===== Dataset entries

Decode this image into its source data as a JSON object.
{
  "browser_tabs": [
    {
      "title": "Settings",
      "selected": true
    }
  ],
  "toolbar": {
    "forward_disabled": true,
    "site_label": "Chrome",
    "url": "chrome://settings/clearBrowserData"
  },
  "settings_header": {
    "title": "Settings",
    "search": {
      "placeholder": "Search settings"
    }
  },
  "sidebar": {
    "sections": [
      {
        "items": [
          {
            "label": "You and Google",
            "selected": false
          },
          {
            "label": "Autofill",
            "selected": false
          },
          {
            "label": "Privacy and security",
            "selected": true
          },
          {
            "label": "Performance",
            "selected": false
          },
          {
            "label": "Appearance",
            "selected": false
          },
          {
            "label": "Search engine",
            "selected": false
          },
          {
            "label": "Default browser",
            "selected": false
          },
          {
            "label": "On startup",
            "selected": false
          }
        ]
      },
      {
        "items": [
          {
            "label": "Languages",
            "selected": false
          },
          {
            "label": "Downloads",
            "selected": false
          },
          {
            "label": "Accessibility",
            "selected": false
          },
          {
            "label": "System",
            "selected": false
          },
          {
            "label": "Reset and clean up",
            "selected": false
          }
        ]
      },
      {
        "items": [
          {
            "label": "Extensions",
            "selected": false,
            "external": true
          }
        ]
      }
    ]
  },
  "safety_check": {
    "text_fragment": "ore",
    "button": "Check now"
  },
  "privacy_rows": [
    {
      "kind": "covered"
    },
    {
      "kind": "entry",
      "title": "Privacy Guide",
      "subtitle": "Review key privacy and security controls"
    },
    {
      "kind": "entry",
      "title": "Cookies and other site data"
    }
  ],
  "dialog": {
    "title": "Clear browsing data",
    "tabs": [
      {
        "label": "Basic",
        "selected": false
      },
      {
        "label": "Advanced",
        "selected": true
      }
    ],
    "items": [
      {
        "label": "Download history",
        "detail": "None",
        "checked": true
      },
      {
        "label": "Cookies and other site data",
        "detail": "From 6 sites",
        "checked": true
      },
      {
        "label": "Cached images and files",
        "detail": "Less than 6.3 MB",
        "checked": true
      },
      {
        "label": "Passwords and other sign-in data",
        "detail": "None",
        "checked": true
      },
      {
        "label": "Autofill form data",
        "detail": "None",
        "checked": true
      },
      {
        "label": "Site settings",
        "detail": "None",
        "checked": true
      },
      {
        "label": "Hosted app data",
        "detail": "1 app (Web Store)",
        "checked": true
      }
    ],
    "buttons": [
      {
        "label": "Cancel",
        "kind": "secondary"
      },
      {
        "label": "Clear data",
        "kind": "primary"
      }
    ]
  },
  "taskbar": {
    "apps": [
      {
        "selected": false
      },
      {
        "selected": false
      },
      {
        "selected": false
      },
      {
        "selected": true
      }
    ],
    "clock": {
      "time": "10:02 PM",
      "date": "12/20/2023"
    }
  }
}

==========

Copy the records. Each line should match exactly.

Decode this image into its source data as a JSON object.
{
  "browser_tabs": [
    {
      "title": "Settings",
      "selected": true
    }
  ],
  "toolbar": {
    "forward_disabled": true,
    "site_label": "Chrome",
    "url": "chrome://settings/clearBrowserData"
  },
  "settings_header": {
    "title": "Settings",
    "search": {
      "placeholder": "Search settings"
    }
  },
  "sidebar": {
    "sections": [
      {
        "items": [
          {
            "label": "You and Google",
            "selected": false
          },
          {
            "label": "Autofill",
            "selected": false
          },
          {
            "label": "Privacy and security",
            "selected": true
          },
          {
            "label": "Performance",
            "selected": false
          },
          {
            "label": "Appearance",
            "selected": false
          },
          {
            "label": "Search engine",
            "selected": false
          },
          {
            "label": "Default browser",
            "selected": false
          },
          {
            "label": "On startup",
            "selected": false
          }
        ]
      },
      {
        "items": [
          {
            "label": "Languages",
            "selected": false
          },
          {
            "label": "Downloads",
            "selected": false
          },
          {
            "label": "Accessibility",
            "selected": false
          },
          {
            "label": "System",
            "selected": false
          },
          {
            "label": "Reset and clean up",
            "selected": false
          }
        ]
      },
      {
        "items": [
          {
            "label": "Extensions",
            "selected": false,
            "external": true
          }
        ]
      }
    ]
  },
  "safety_check": {
    "text_fragment": "ore",
    "button": "Check now"
  },
  "privacy_rows": [
    {
      "kind": "covered"
    },
    {
      "kind": "entry",
      "title": "Privacy Guide",
      "subtitle": "Review key privacy and security controls"
    },
    {
      "kind": "entry",
      "title": "Cookies and other site data"
    }
  ],
  "dialog": {
    "title": "Clear browsing data",
    "tabs": [
      {
        "label": "Basic",
        "selected": false
      },
      {
        "label": "Advanced",
        "selected": true
      }
    ],
    "items": [
      {
        "label": "Download history",
        "detail": "None",
        "checked": true
      },
      {
        "label": "Cookies and other site data",
        "detail": "From 6 sites",
        "checked": true
      },
      {
        "label": "Cached images and files",
        "detail": "Less than 6.3 MB",
        "checked": true
      },
      {
        "label": "Passwords and other sign-in data",
        "detail": "None",
        "checked": true
      },
      {
        "label": "Autofill form data",
        "detail": "None",
        "checked": true
      },
      {
        "label": "Site settings",
        "detail": "None",
        "checked": true
      },
      {
        "label": "Hosted app data",
        "detail": "1 app (Web Store)",
        "checked": true
      }
    ],
    "buttons": [
      {
        "label": "Cancel",
        "kind": "secondary"
      },
      {
        "label": "Clear data",
        "kind": "primary"
      }
    ]
  },
  "taskbar": {
    "apps": [
      {
        "selected": false
      },
      {
        "selected": false
      },
      {
        "selected": false
      },
      {
        "selected": true
      }
    ],
    "clock": {
      "time": "10:02 PM",
      "date": "12/20/2023"
    }
  }
}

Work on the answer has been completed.